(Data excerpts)
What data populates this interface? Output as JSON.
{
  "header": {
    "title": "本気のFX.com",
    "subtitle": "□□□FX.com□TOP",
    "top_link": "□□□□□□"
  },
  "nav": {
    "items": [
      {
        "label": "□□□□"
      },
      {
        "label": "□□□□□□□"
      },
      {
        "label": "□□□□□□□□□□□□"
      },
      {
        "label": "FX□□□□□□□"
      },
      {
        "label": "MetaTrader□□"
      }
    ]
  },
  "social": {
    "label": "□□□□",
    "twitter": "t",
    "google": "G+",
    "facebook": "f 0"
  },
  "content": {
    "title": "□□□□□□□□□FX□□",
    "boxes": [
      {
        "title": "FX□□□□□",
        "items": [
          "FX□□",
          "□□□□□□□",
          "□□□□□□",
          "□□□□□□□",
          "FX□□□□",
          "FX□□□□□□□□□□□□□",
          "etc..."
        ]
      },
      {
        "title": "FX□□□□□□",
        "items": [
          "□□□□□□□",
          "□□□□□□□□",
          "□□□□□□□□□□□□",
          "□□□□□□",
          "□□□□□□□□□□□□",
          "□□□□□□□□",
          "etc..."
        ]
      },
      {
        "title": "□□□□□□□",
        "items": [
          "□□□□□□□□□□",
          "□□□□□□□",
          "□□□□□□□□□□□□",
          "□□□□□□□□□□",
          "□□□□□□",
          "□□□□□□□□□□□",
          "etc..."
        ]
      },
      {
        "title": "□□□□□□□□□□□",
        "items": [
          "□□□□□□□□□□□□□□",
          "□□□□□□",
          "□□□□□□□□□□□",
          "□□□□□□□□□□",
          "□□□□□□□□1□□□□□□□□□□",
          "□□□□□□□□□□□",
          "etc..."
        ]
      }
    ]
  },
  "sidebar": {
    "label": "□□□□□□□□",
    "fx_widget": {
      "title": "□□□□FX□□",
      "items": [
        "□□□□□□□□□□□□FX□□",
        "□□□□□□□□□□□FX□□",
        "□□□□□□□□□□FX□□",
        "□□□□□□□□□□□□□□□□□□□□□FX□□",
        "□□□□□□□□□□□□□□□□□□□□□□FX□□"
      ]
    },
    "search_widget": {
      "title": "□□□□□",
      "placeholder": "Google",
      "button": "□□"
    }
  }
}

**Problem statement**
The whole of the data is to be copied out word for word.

**Answer to this exercise**
What data populates this interface? Output as JSON.
{
  "header": {
    "title": "本気のFX.com",
    "subtitle": "□□□FX.com□TOP",
    "top_link": "□□□□□□"
  },
  "nav": {
    "items": [
      {
        "label": "□□□□"
      },
      {
        "label": "□□□□□□□"
      },
      {
        "label": "□□□□□□□□□□□□"
      },
      {
        "label": "FX□□□□□□□"
      },
      {
        "label": "MetaTrader□□"
      }
    ]
  },
  "social": {
    "label": "□□□□",
    "twitter": "t",
    "google": "G+",
    "facebook": "f 0"
  },
  "content": {
    "title": "□□□□□□□□□FX□□",
    "boxes": [
      {
        "title": "FX□□□□□",
        "items": [
          "FX□□",
          "□□□□□□□",
          "□□□□□□",
          "□□□□□□□",
          "FX□□□□",
          "FX□□□□□□□□□□□□□",
          "etc..."
        ]
      },
      {
        "title": "FX□□□□□□",
        "items": [
          "□□□□□□□",
          "□□□□□□□□",
          "□□□□□□□□□□□□",
          "□□□□□□",
          "□□□□□□□□□□□□",
          "□□□□□□□□",
          "etc..."
        ]
      },
      {
        "title": "□□□□□□□",
        "items": [
          "□□□□□□□□□□",
          "□□□□□□□",
          "□□□□□□□□□□□□",
          "□□□□□□□□□□",
          "□□□□□□",
          "□□□□□□□□□□□",
          "etc..."
        ]
      },
      {
        "title": "□□□□□□□□□□□",
        "items": [
          "□□□□□□□□□□□□□□",
          "□□□□□□",
          "□□□□□□□□□□□",
          "□□□□□□□□□□",
          "□□□□□□□□1□□□□□□□□□□",
          "□□□□□□□□□□□",
          "etc..."
        ]
      }
    ]
  },
  "sidebar": {
    "label": "□□□□□□□□",
    "fx_widget": {
      "title": "□□□□FX□□",
      "items": [
        "□□□□□□□□□□□□FX□□",
        "□□□□□□□□□□□FX□□",
        "□□□□□□□□□□FX□□",
        "□□□□□□□□□□□□□□□□□□□□□FX□□",
        "□□□□□□□□□□□□□□□□□□□□□□FX□□"
      ]
    },
    "search_widget": {
      "title": "□□□□□",
      "placeholder": "Google",
      "button": "□□"
    }
  }
}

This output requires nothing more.